They are made of cotton, wool, silk, linen and, more lately, synthetic fabrics, and they include three of the museum’s greatest treasures: a handstitched golden fern frond insignia from a jersey worn by Harry Roberts as part of New Zealand’s first internationally touring rugby team in 1884 (on loan from the Roberts family); Jimmy Hunter’s jersey from the 1905 Originals, the first true All Blacks team; and Jock Richardson’s jersey from the 1924 Invincibles, the All Blacks team undefeated in its tour of the UK, Ireland, France and Canada.
None of these heritage items can be handled; they are too precious and fragile.
Just how fragile the museum realised when, in preparation for moving itself and its collection of 40,000 catalogued and 13,000 uncatalogued items to Te Manawa Museum of Art, Science and History, it enlisted the help of specialist conservators in paper, wood and, of course, textiles.
The verdict on the condition of the 1905 and 1924 jerseys was not good. They were perilously delicate and aging beyond their years. In photographs of the 1905 jersey, the cause of the problems is clearly apparent: a shoulder yoke is quilt-stitched to the top of the garment, making it look almost armour-like.
The body of the 1905 jersey is of a fine, flexible, stretchable wool. The yoke, on the other hand, has no ‘give’, and has become dry and brittle. The two fabrics are antagonists: the wool flexes; the linen breaks. The 1924 jersey, though of coarser wool, has the same problem, although here it is hidden – the yoke is stitched inside the jersey.
In the interest of conservation, these jerseys – made to endure brutal treatment, and worn through tackles and tries, mud and rain – should never again be so much as touched.

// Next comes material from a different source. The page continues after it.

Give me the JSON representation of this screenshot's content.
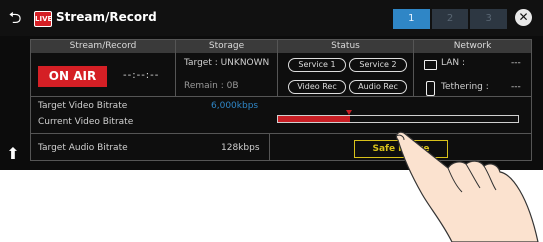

The thought was anathema to exhibition planner Bettina Anderson, to whom the soon-to-be-upgraded Rugby Museum, with its mementos behind-glass approach, seemed distinctly dated and two-dimensional. Elsewhere museums were actively putting objects from their collections into the hands of their visitors – and failing access to the physical things themselves, to near facsimiles.
Te Papa, for example, in its natural history discovery centre, lets children step inside a replica dinosaur footprint, inspect an insect under a microscope, or find a fossil.
There is no more physical pursuit than rugby. It is not a ‘look, don’t touch’ affair. So one of the sections of the reborn Rugby Museum is to be called ‘Have A Go’. Here visitors will be able to kick a rugby ball or test their prowess at jumping, sprinting or taking on a scrum machine.
So far, so good, but why not take it further? Imagine the thrill and pride of pulling on one of those legendary All Blacks jerseys – or if not the jersey itself then something as close to it as humanly possible. The idea of creating replicas seems to have emerged organically. Anderson approached Deb Cumming and Robertina Downes of Massey’s Institute of Design for Industry and Environment for help
Neither is a rugby follower. For Downes, whose broad vowels mark her northern English upbringing, rugby is the game played with a “funny-shaped ball”, and Cumming, though a keen sportsperson and someone whose master’s research examined sports dress for women during colonial times, is little better. When the tall, elegantly built Cumming casts around for a personal experience that resembles that of a true believer trying on an All Blacks jersey, she turns to high fashion, imagining “the deep inner happiness of trying on a Prada woollen jumper or a Comme des Garçons coat”.
But for understanding how it is that garments are constructed – the ins-and-outs of yarn sizing, of cut and manufacturing techniques – it would be hard to find anyone more expert or qualified. Before turning to academia, Cumming, who has degrees in design and psychology, worked in commercial fashion design and production for various national apparel companies and ran her own independent fashion design label. Downes has worked in the apparel industry in England, China and New Zealand.
Downes’ next project? Work on one item of rugby uniform that is unlikely to make its way into street fashion any time soon: rugby caps.